● **What to do**: The required answer is the data below, restated word for word with images omitted.

━━━ Records to process

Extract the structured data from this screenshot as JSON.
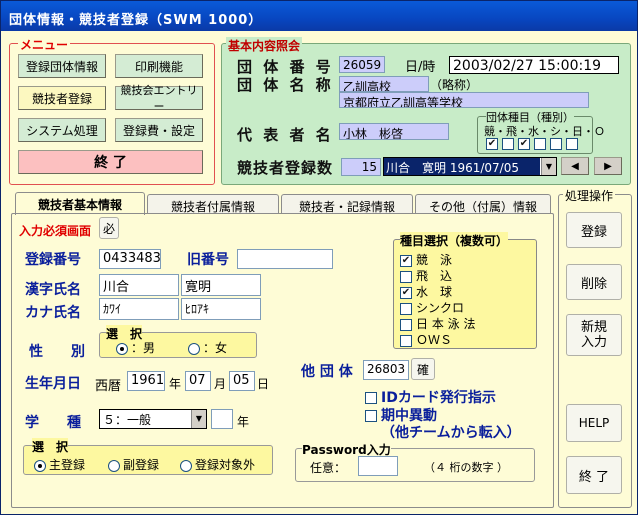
{
  "window": {
    "title": "団体情報・競技者登録（SWM 1000）"
  },
  "menu": {
    "label": "メニュー",
    "btn_register_group": "登録団体情報",
    "btn_print": "印刷機能",
    "btn_athlete": "競技者登録",
    "btn_meet_entry": "競技会エントリー",
    "btn_system": "システム処理",
    "btn_fee": "登録費・設定",
    "btn_exit": "終 了"
  },
  "info": {
    "label": "基本内容照会",
    "group_no_label": "団 体 番 号",
    "group_no": "26059",
    "datetime_label": "日/時",
    "datetime": "2003/02/27 15:00:19",
    "group_name_label": "団 体 名 称",
    "group_short": "乙訓高校",
    "short_label": "（略称）",
    "group_full": "京都府立乙訓高等学校",
    "rep_label": "代 表 者 名",
    "rep_name": "小林　彬啓",
    "kind_label": "団体種目（種別）",
    "kind_cols": "競・飛・水・シ・日・Ｏ",
    "kind_checks": [
      "✔",
      "",
      "✔",
      "",
      "",
      ""
    ],
    "count_label": "競技者登録数",
    "count": "15",
    "athlete_select": "川合　寛明 1961/07/05"
  },
  "tabs": [
    "競技者基本情報",
    "競技者付属情報",
    "競技者・記録情報",
    "その他（付属）情報"
  ],
  "form": {
    "required_label": "入力必須画面",
    "required_btn": "必",
    "reg_no_label": "登録番号",
    "reg_no": "0433483",
    "old_no_label": "旧番号",
    "old_no": "",
    "kanji_label": "漢字氏名",
    "kanji_last": "川合",
    "kanji_first": "寛明",
    "kana_label": "カナ氏名",
    "kana_last": "ｶﾜｲ",
    "kana_first": "ﾋﾛｱｷ",
    "select_label": "選　択",
    "male": "：男",
    "female": "：女",
    "gender_label": "性　　別",
    "birth_label": "生年月日",
    "era": "西暦",
    "year": "1961",
    "year_unit": "年",
    "month": "07",
    "month_unit": "月",
    "day": "05",
    "day_unit": "日",
    "grade_label": "学　　種",
    "grade": "５：一般",
    "grade_suffix": "年",
    "reg_label": "選　択",
    "reg_main": "主登録",
    "reg_sub": "副登録",
    "reg_excluded": "登録対象外",
    "event_label": "種目選択（複数可）",
    "events": [
      {
        "name": "競　泳",
        "checked": true
      },
      {
        "name": "飛　込",
        "checked": false
      },
      {
        "name": "水　球",
        "checked": true
      },
      {
        "name": "シンクロ",
        "checked": false
      },
      {
        "name": "日 本 泳 法",
        "checked": false
      },
      {
        "name": "ＯＷＳ",
        "checked": false
      }
    ],
    "other_group_label": "他 団 体",
    "other_group": "26803",
    "other_group_btn": "確",
    "idcard": "IDカード発行指示",
    "transfer1": "期中異動",
    "transfer2": "（他チームから転入）",
    "pw_label": "Password入力",
    "pw_any": "任意：",
    "pw_hint": "（４ 桁の数字 ）"
  },
  "ops": {
    "label": "処理操作",
    "register": "登録",
    "delete": "削除",
    "new1": "新規",
    "new2": "入力",
    "help": "HELP",
    "exit": "終 了"
  }
}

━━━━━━

● **Answer**:
Extract the structured data from this screenshot as JSON.
{
  "window": {
    "title": "団体情報・競技者登録（SWM 1000）"
  },
  "menu": {
    "label": "メニュー",
    "btn_register_group": "登録団体情報",
    "btn_print": "印刷機能",
    "btn_athlete": "競技者登録",
    "btn_meet_entry": "競技会エントリー",
    "btn_system": "システム処理",
    "btn_fee": "登録費・設定",
    "btn_exit": "終 了"
  },
  "info": {
    "label": "基本内容照会",
    "group_no_label": "団 体 番 号",
    "group_no": "26059",
    "datetime_label": "日/時",
    "datetime": "2003/02/27 15:00:19",
    "group_name_label": "団 体 名 称",
    "group_short": "乙訓高校",
    "short_label": "（略称）",
    "group_full": "京都府立乙訓高等学校",
    "rep_label": "代 表 者 名",
    "rep_name": "小林　彬啓",
    "kind_label": "団体種目（種別）",
    "kind_cols": "競・飛・水・シ・日・Ｏ",
    "kind_checks": [
      "✔",
      "",
      "✔",
      "",
      "",
      ""
    ],
    "count_label": "競技者登録数",
    "count": "15",
    "athlete_select": "川合　寛明 1961/07/05"
  },
  "tabs": [
    "競技者基本情報",
    "競技者付属情報",
    "競技者・記録情報",
    "その他（付属）情報"
  ],
  "form": {
    "required_label": "入力必須画面",
    "required_btn": "必",
    "reg_no_label": "登録番号",
    "reg_no": "0433483",
    "old_no_label": "旧番号",
    "old_no": "",
    "kanji_label": "漢字氏名",
    "kanji_last": "川合",
    "kanji_first": "寛明",
    "kana_label": "カナ氏名",
    "kana_last": "ｶﾜｲ",
    "kana_first": "ﾋﾛｱｷ",
    "select_label": "選　択",
    "male": "：男",
    "female": "：女",
    "gender_label": "性　　別",
    "birth_label": "生年月日",
    "era": "西暦",
    "year": "1961",
    "year_unit": "年",
    "month": "07",
    "month_unit": "月",
    "day": "05",
    "day_unit": "日",
    "grade_label": "学　　種",
    "grade": "５：一般",
    "grade_suffix": "年",
    "reg_label": "選　択",
    "reg_main": "主登録",
    "reg_sub": "副登録",
    "reg_excluded": "登録対象外",
    "event_label": "種目選択（複数可）",
    "events": [
      {
        "name": "競　泳",
        "checked": true
      },
      {
        "name": "飛　込",
        "checked": false
      },
      {
        "name": "水　球",
        "checked": true
      },
      {
        "name": "シンクロ",
        "checked": false
      },
      {
        "name": "日 本 泳 法",
        "checked": false
      },
      {
        "name": "ＯＷＳ",
        "checked": false
      }
    ],
    "other_group_label": "他 団 体",
    "other_group": "26803",
    "other_group_btn": "確",
    "idcard": "IDカード発行指示",
    "transfer1": "期中異動",
    "transfer2": "（他チームから転入）",
    "pw_label": "Password入力",
    "pw_any": "任意：",
    "pw_hint": "（４ 桁の数字 ）"
  },
  "ops": {
    "label": "処理操作",
    "register": "登録",
    "delete": "削除",
    "new1": "新規",
    "new2": "入力",
    "help": "HELP",
    "exit": "終 了"
  }
}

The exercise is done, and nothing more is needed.